◆ **Record set**:
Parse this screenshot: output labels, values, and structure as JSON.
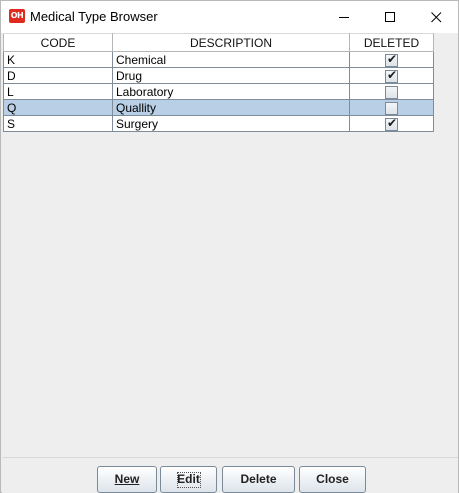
{
  "window": {
    "title": "Medical Type Browser",
    "icon_text": "OH",
    "icon_color": "#e02a1d",
    "controls": [
      "minimize-icon",
      "maximize-icon",
      "close-icon"
    ]
  },
  "table": {
    "columns": [
      "CODE",
      "DESCRIPTION",
      "DELETED"
    ],
    "rows": [
      {
        "code": "K",
        "description": "Chemical",
        "deleted": true
      },
      {
        "code": "D",
        "description": "Drug",
        "deleted": true
      },
      {
        "code": "L",
        "description": "Laboratory",
        "deleted": false
      },
      {
        "code": "Q",
        "description": "Quallity",
        "deleted": false,
        "selected": true
      },
      {
        "code": "S",
        "description": "Surgery",
        "deleted": true
      }
    ],
    "selected_row_color": "#b8cfe5"
  },
  "buttons": {
    "new_label": "New",
    "edit_label": "Edit",
    "delete_label": "Delete",
    "close_label": "Close"
  }
}
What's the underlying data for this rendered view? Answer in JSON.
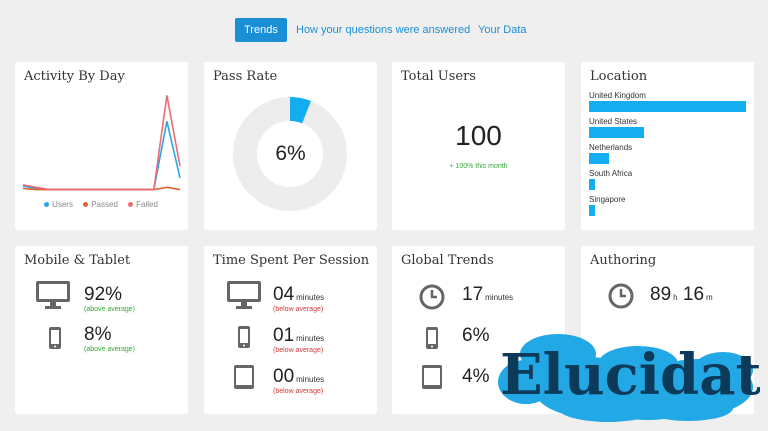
{
  "nav": {
    "tabs": [
      {
        "label": "Trends",
        "active": true
      },
      {
        "label": "How your questions were answered",
        "active": false
      },
      {
        "label": "Your Data",
        "active": false
      }
    ]
  },
  "colors": {
    "accent": "#1a8fd6",
    "bar": "#14aef0",
    "users": "#2aa7e0",
    "passed": "#e0622d",
    "failed": "#ef6b73",
    "green": "#3aa63a",
    "red": "#cc3b3b",
    "logo_text": "#0c3b5a",
    "logo_cloud": "#22a8e4"
  },
  "activity": {
    "title": "Activity By Day",
    "legend": [
      "Users",
      "Passed",
      "Failed"
    ],
    "chart_data": {
      "type": "line",
      "x": [
        1,
        2,
        3,
        4,
        5,
        6,
        7,
        8,
        9,
        10,
        11,
        12,
        13
      ],
      "series": [
        {
          "name": "Users",
          "values": [
            5,
            3,
            2,
            2,
            2,
            2,
            2,
            2,
            2,
            2,
            2,
            60,
            12
          ]
        },
        {
          "name": "Passed",
          "values": [
            3,
            2,
            2,
            2,
            2,
            2,
            2,
            2,
            2,
            2,
            2,
            4,
            2
          ]
        },
        {
          "name": "Failed",
          "values": [
            6,
            4,
            2,
            2,
            2,
            2,
            2,
            2,
            2,
            2,
            2,
            82,
            22
          ]
        }
      ],
      "ylim": [
        0,
        90
      ]
    }
  },
  "pass_rate": {
    "title": "Pass Rate",
    "value": "6%",
    "fraction": 0.06
  },
  "total_users": {
    "title": "Total Users",
    "value": "100",
    "change": "+ 100% this month"
  },
  "location": {
    "title": "Location",
    "items": [
      {
        "label": "United Kingdom",
        "value": 100
      },
      {
        "label": "United States",
        "value": 35
      },
      {
        "label": "Netherlands",
        "value": 13
      },
      {
        "label": "South Africa",
        "value": 4
      },
      {
        "label": "Singapore",
        "value": 4
      }
    ]
  },
  "mobile": {
    "title": "Mobile & Tablet",
    "rows": [
      {
        "icon": "monitor-icon",
        "value": "92%",
        "note": "(above average)"
      },
      {
        "icon": "mobile-phone-icon",
        "value": "8%",
        "note": "(above average)"
      }
    ]
  },
  "time_spent": {
    "title": "Time Spent Per Session",
    "rows": [
      {
        "icon": "monitor-icon",
        "value": "04",
        "unit": "minutes",
        "note": "(below average)"
      },
      {
        "icon": "mobile-phone-icon",
        "value": "01",
        "unit": "minutes",
        "note": "(below average)"
      },
      {
        "icon": "tablet-icon",
        "value": "00",
        "unit": "minutes",
        "note": "(below average)"
      }
    ]
  },
  "global_trends": {
    "title": "Global Trends",
    "rows": [
      {
        "icon": "clock-icon",
        "value": "17",
        "unit": "minutes"
      },
      {
        "icon": "mobile-phone-icon",
        "value": "6%"
      },
      {
        "icon": "tablet-icon",
        "value": "4%"
      }
    ]
  },
  "authoring": {
    "title": "Authoring",
    "icon": "clock-icon",
    "hours": "89",
    "hours_unit": "h",
    "minutes": "16",
    "minutes_unit": "m"
  },
  "logo": {
    "text": "Elucidat"
  }
}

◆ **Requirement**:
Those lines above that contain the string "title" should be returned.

◆ **Exercise answer**:
    "title": "Medical Type Browser",
    "title": "Activity By Day",
    "title": "Pass Rate",
    "title": "Total Users",
    "title": "Location",
    "title": "Mobile & Tablet",
    "title": "Time Spent Per Session",
    "title": "Global Trends",
    "title": "Authoring",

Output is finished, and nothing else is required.